    (reinterpret_cast<PyTypeObject *>(&PyType_Type)->tp_basicsize)

#define _genericTypeExtender(etype) \
    (reinterpret_cast<char *>(etype) + PepHeapType_SIZE)

#define PepType_SOTP(etype) \
    (*reinterpret_cast<SbkObjectTypePrivate **>(_genericTypeExtender(etype)))

This looks complicated, but in the end there is only a single new indirection via PyType_Type, which happens at runtime. This is the key to fulfil what Pep 384 wants to achieve: No more version-dependent fields.


After all type extension fields were replaced by macro calls, we could remove the following version dependent re-definition of PyHeapTypeObject

typedef struct _pyheaptypeobject {
    union {
        PyTypeObject ht_type;
        void *opaque[PY_HEAPTYPE_SIZE];
} PyHeapTypeObject;

, and the version dependent structure:

struct LIBSHIBOKEN_API SbkObjectType
    PyHeapTypeObject super;
    SbkObjectTypePrivate *sotp;

could be removed. SbkObjectType remains as a (deprecated) type alias to PyTypeObject.

Appendix B: Verification Of PyTypeObject#

We have introduced a limited PyTypeObject in the same place as the original PyTypeObject, and now we need to prove that we are allowed to do so.

When using the limited API as intended, then types are completely opaque, and access is only through PyType_FromSpec and (from version 3.5 upwards) through PyType_GetSlot.

Python then uses all the slot definitions in the type description and produces a regular heap type object.

Unused Information#

We know many things about types that are not explicitly said, but they are inherently clear:

  1. The basic structure of a type is always the same, regardless if it is a static type or a heap type.

  2. types are evolving very slowly, and a field is never replaced by another field with different semantics.

Inherent rule (a) gives us the following information: If we calculate the offsets of the basic fields, then this info is also usable for non-heap types.

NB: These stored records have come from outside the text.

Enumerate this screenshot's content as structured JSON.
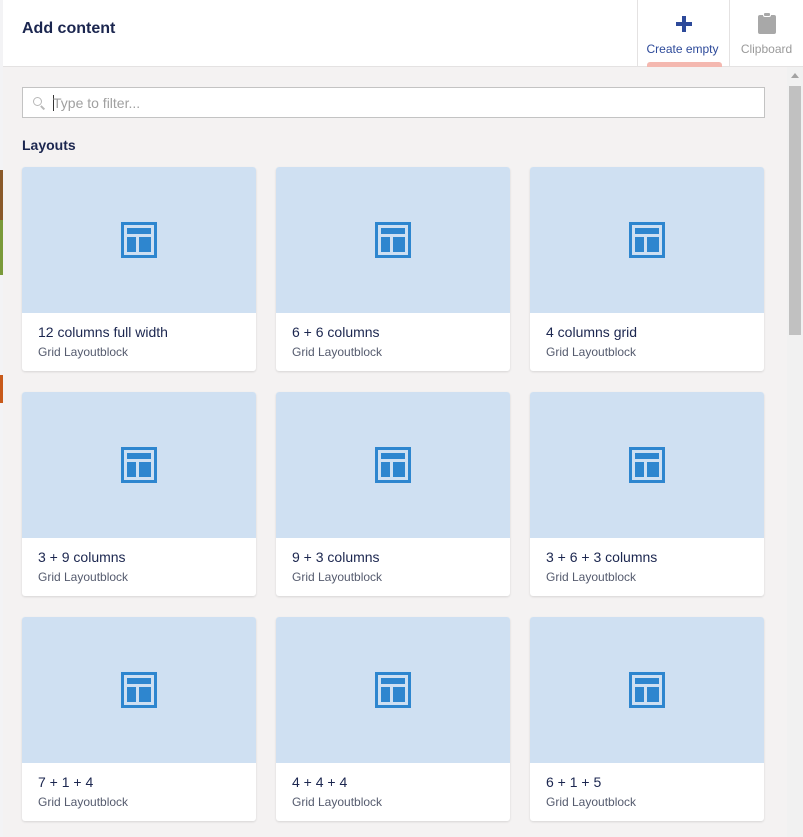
{
  "header": {
    "title": "Add content",
    "create_empty_label": "Create empty",
    "clipboard_label": "Clipboard",
    "accent_color": "#2d4a9a",
    "active_indicator_color": "#f4b8b0"
  },
  "filter": {
    "placeholder": "Type to filter...",
    "value": ""
  },
  "section": {
    "title": "Layouts"
  },
  "cards": [
    {
      "title": "12 columns full width",
      "subtitle": "Grid Layoutblock",
      "icon": "layout-icon"
    },
    {
      "title": "6 + 6 columns",
      "subtitle": "Grid Layoutblock",
      "icon": "layout-icon"
    },
    {
      "title": "4 columns grid",
      "subtitle": "Grid Layoutblock",
      "icon": "layout-icon"
    },
    {
      "title": "3 + 9 columns",
      "subtitle": "Grid Layoutblock",
      "icon": "layout-icon"
    },
    {
      "title": "9 + 3 columns",
      "subtitle": "Grid Layoutblock",
      "icon": "layout-icon"
    },
    {
      "title": "3 + 6 + 3 columns",
      "subtitle": "Grid Layoutblock",
      "icon": "layout-icon"
    },
    {
      "title": "7 + 1 + 4",
      "subtitle": "Grid Layoutblock",
      "icon": "layout-icon"
    },
    {
      "title": "4 + 4 + 4",
      "subtitle": "Grid Layoutblock",
      "icon": "layout-icon"
    },
    {
      "title": "6 + 1 + 5",
      "subtitle": "Grid Layoutblock",
      "icon": "layout-icon"
    }
  ],
  "colors": {
    "card_preview_bg": "#cfe0f2",
    "card_icon": "#2e86cf",
    "panel_bg": "#f4f2f2"
  }
}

The validation checks if rule (b) is still valid.

How it Works#

The basic idea of the validation is to produce a new type using PyType_FromSpec and to see where in the type structure these fields show up. So we build a PyType_Slot structure with all the fields we are using and make sure that these values are all unique in the type.

Most fields are not interrogated by PyType_FromSpec, and so we simply used some numeric value. Some fields are interpreted, like tp_members. This field must really be a PyMemberDef. And there are tp_base and tp_bases which have to be type objects and lists thereof. It was easiest to not produce these fields from scratch but use them from the type object PyType_Type.

Then one would think to write a function that searches the known values in the opaque type structure.

But we can do better and use optimistically the observation (b): We simply use the restricted PyTypeObject structure and assume that every field lands exactly where we are awaiting it.

And that is the whole proof: If we find all the disjoint values at the places where we expect them, then verification is done.

About tp_dict#

One word about the tp_dict field: This field is a bit special in the proof, since it does not appear in the spec and cannot easily be checked by type.__dict__ because that creates a dictproxy object. So how do we prove that is really the right dict?

We have to create that PyMethodDef structure anyway, and instead of leaving it empty, we insert a dummy function. Then we ask the tp_dict field if it has the awaited object in it, and that’s it!